Lancôme Poême, created by Jacques Cavallier-Belletrud
“I have done nothing all summer but wait for myself to be myself again”
Painter Georgia O’Keeffe, in a letter to Russel Vernon Hunter
Remember, when you were still in school, how the beginning of autumn felt? When the rays of light started to fall oblique, reddish, with long shadows, and the air had a subtle but definite change in it, like the wind suddenly knew how to play music in a lower pitch. Childhood and adolescence are those times where we all practice a natural “mindfulness”, so present, so aware of sensations, so rooted in the now. The first taste of real-time-self-awareness mixed with nostalgia-happening-as-we-speak came with the first ring of the school bells, on the 15th of September.
I never had new year resolution lists and never began anything important and worth planning-over in January. Autumn has always been the season for beginnings, to-do lists, rebirths, and new skins.
Chewing Juicy Fruits gum, eyes squinted in the afternoon golden light, sound of crispy leaves under my boots, leather jacket, walkman in my pockets, The Verve in my headphones, impersonating a petite but equally aloof version of Richard Ashcroft, strolling the busiest street of my hometown.
More or less, this is how good autumn stories begin for me, for more years than I care to count, with Poeme on my wrists.
The top notes of Poeme are a mouthful of sweet, syrupy, dripping juices.
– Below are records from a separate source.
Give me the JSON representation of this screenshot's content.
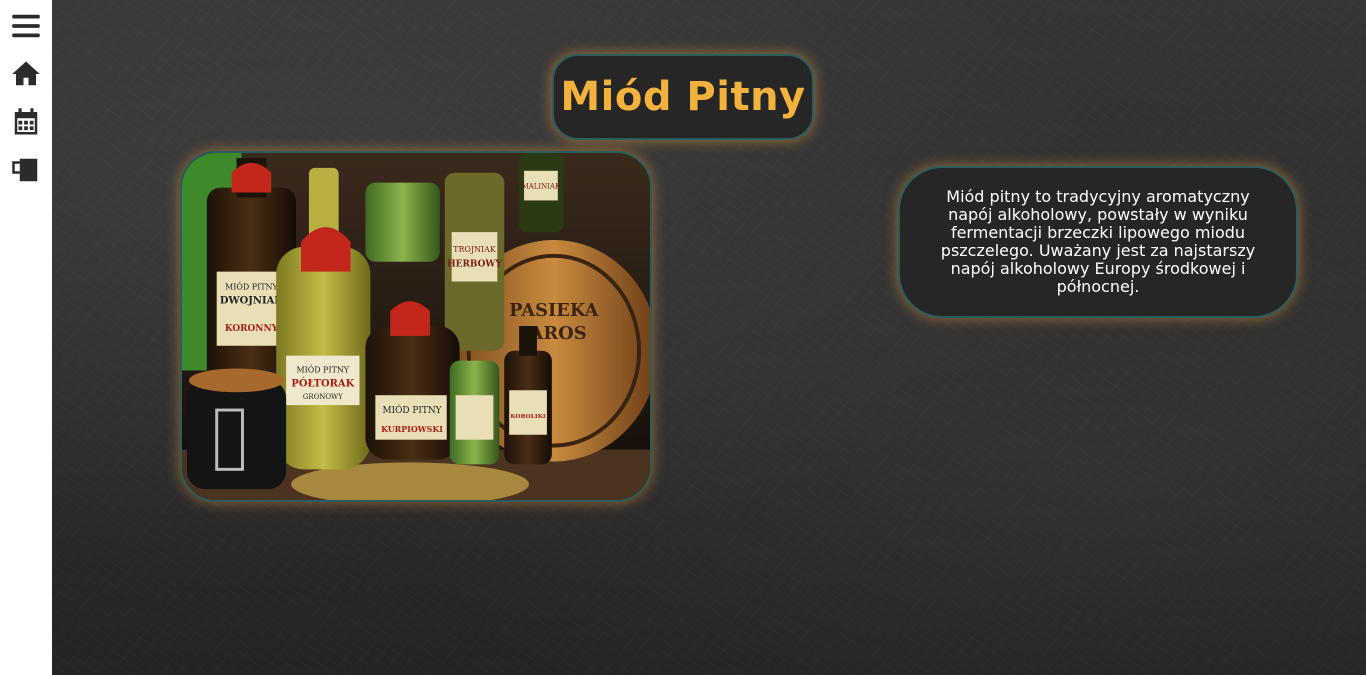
{
  "sidebar": {
    "items": [
      {
        "icon": "menu-icon"
      },
      {
        "icon": "home-icon"
      },
      {
        "icon": "calendar-icon"
      },
      {
        "icon": "mug-icon"
      }
    ]
  },
  "main": {
    "title": "Miód Pitny",
    "description": "Miód pitny to tradycyjny aromatyczny napój alkoholowy, powstały w wyniku fermentacji brzeczki lipowego miodu pszczelego. Uważany jest za najstarszy napój alkoholowy Europy środkowej i północnej.",
    "photo": {
      "labels": [
        "MIÓD PITNY",
        "DWOJNIAK",
        "KORONNY",
        "PÓŁTORAK",
        "GRONOWY",
        "TROJNIAK",
        "HERBOWY",
        "MALINIAK",
        "PASIEKA",
        "JAROS",
        "KURPIOWSKI",
        "KOROLIKI"
      ]
    }
  },
  "colors": {
    "accent": "#f3b23d",
    "border": "#2c5d5e",
    "glow": "#ffaa3c",
    "panel": "#262626",
    "sidebar": "#ffffff"
  }
}
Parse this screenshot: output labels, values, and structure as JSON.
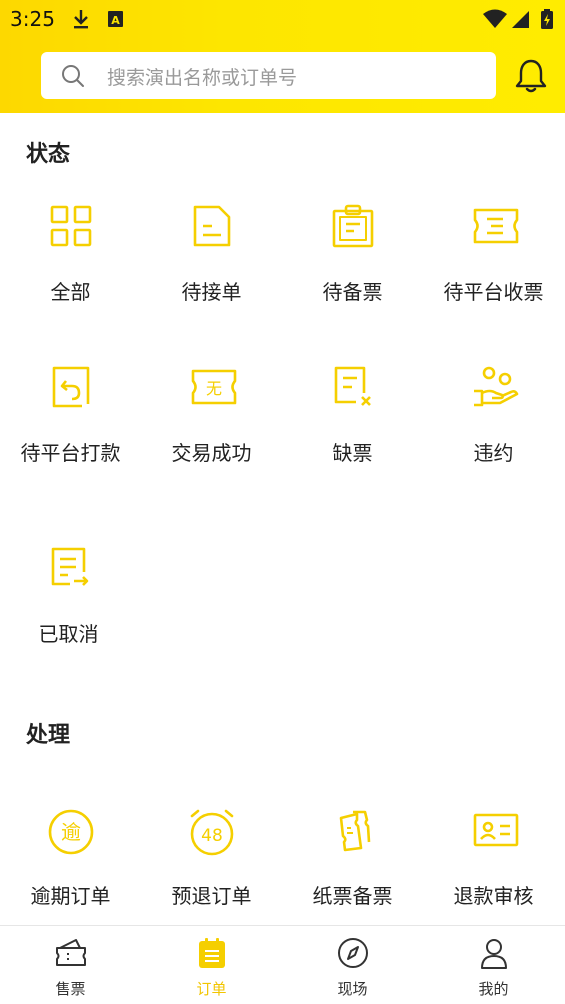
{
  "status_bar": {
    "time": "3:25"
  },
  "search": {
    "placeholder": "搜索演出名称或订单号"
  },
  "colors": {
    "accent": "#fde800",
    "icon": "#f5cf00",
    "active_tab": "#f2c500"
  },
  "status_section": {
    "title": "状态",
    "items": [
      {
        "label": "全部",
        "icon": "grid-icon"
      },
      {
        "label": "待接单",
        "icon": "document-icon"
      },
      {
        "label": "待备票",
        "icon": "clipboard-icon"
      },
      {
        "label": "待平台收票",
        "icon": "ticket-icon"
      },
      {
        "label": "待平台打款",
        "icon": "refund-icon"
      },
      {
        "label": "交易成功",
        "icon": "ticket-none-icon"
      },
      {
        "label": "缺票",
        "icon": "doc-cross-icon"
      },
      {
        "label": "违约",
        "icon": "hand-people-icon"
      },
      {
        "label": "已取消",
        "icon": "doc-arrow-icon"
      }
    ]
  },
  "process_section": {
    "title": "处理",
    "items": [
      {
        "label": "逾期订单",
        "icon": "overdue-icon",
        "glyph": "逾"
      },
      {
        "label": "预退订单",
        "icon": "alarm-clock-icon",
        "glyph": "48"
      },
      {
        "label": "纸票备票",
        "icon": "paper-ticket-icon"
      },
      {
        "label": "退款审核",
        "icon": "id-card-icon"
      }
    ]
  },
  "tabs": [
    {
      "label": "售票",
      "icon": "ticket-tab-icon"
    },
    {
      "label": "订单",
      "icon": "order-tab-icon",
      "active": true
    },
    {
      "label": "现场",
      "icon": "compass-icon"
    },
    {
      "label": "我的",
      "icon": "user-icon"
    }
  ]
}
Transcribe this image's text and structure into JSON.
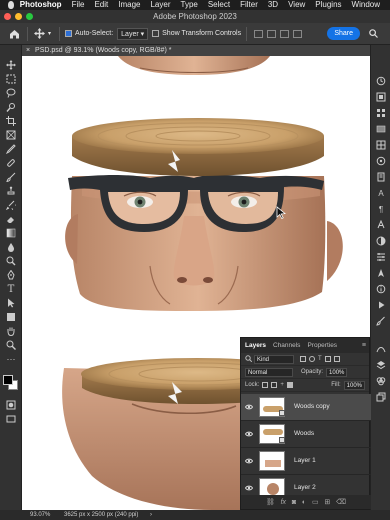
{
  "menubar": {
    "items": [
      "Photoshop",
      "File",
      "Edit",
      "Image",
      "Layer",
      "Type",
      "Select",
      "Filter",
      "3D",
      "View",
      "Plugins",
      "Window"
    ]
  },
  "window": {
    "title": "Adobe Photoshop 2023"
  },
  "options": {
    "auto_select_label": "Auto-Select:",
    "auto_select_value": "Layer",
    "transform_label": "Show Transform Controls",
    "share_label": "Share"
  },
  "document": {
    "tab": "PSD.psd @ 93.1% (Woods copy, RGB/8#) *"
  },
  "status": {
    "zoom": "93.07%",
    "info": "3625 px x 2500 px (240 ppi)"
  },
  "layers_panel": {
    "tabs": [
      "Layers",
      "Channels",
      "Properties"
    ],
    "filter_label": "Kind",
    "blend_mode": "Normal",
    "opacity_label": "Opacity:",
    "opacity_value": "100%",
    "lock_label": "Lock:",
    "fill_label": "Fill:",
    "fill_value": "100%",
    "layers": [
      {
        "name": "Woods copy",
        "selected": true
      },
      {
        "name": "Woods",
        "selected": false
      },
      {
        "name": "Layer 1",
        "selected": false
      },
      {
        "name": "Layer 2",
        "selected": false
      }
    ],
    "footer_link": "fx"
  },
  "colors": {
    "accent": "#1473e6",
    "panel": "#333333",
    "ui_dark": "#2b2b2b"
  }
}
You can have your pick from a basket filled to the brim with colorful and ripe fruits: bergamot, mandarines, plums, peaches and blackcurrants, all mixed in with green notes.
After the sweetness of the fruits settles a bit, we come into the bittersweet and yellow nectar of a bouquet seen through a magnifying lens: an orange blossom flower surrounded by freesia, jasmine, some (uncharacteristically silent) tuberose, rose and mimosa that are all blended beyond recognition in a honeyed whirlwind of yellow and white petals. (For a proper visual interpretation of this flowery phase, please google more images of Georgia O’Keeffe flower paintings: realist and abstract at the same time, uber-feminine, irreverent and sensual)
In the dry down, the perfume reminds us that it was born in the 90s and dials up the oriental vibe: the vanilla has the center stage now, surrounded by the usual sidekicks: amber, musk, and tonka.
Back in the old days, Poeme was anecdotally loud – Luca Turin dubbed it to be one of the perfumes that should be banned in restaurants (together with Amarige and Spellbound).
In the current formulation, it’s safe to spray with abandon (even if you are going to a fast food place, down the block) – but that’s a problem only if you care about projection and longevity – as Poeme has managed to keep its essence to this day: a beautiful, bittersweet honeyed floral that acts can act both like a pat on your back and a kick in the rear.
Lancôme Poêmewas created in 1995 and the nose was Jacques Cavallier-Belletrud
Top Notes: Blue Himalayan Poppy, Lychee Blossom
Heart Notes: Orange Blossom, Mimosa, Jasmine
Base Notes: Vanilla, Desert Datura Flower
Read about more Lancome fragrances here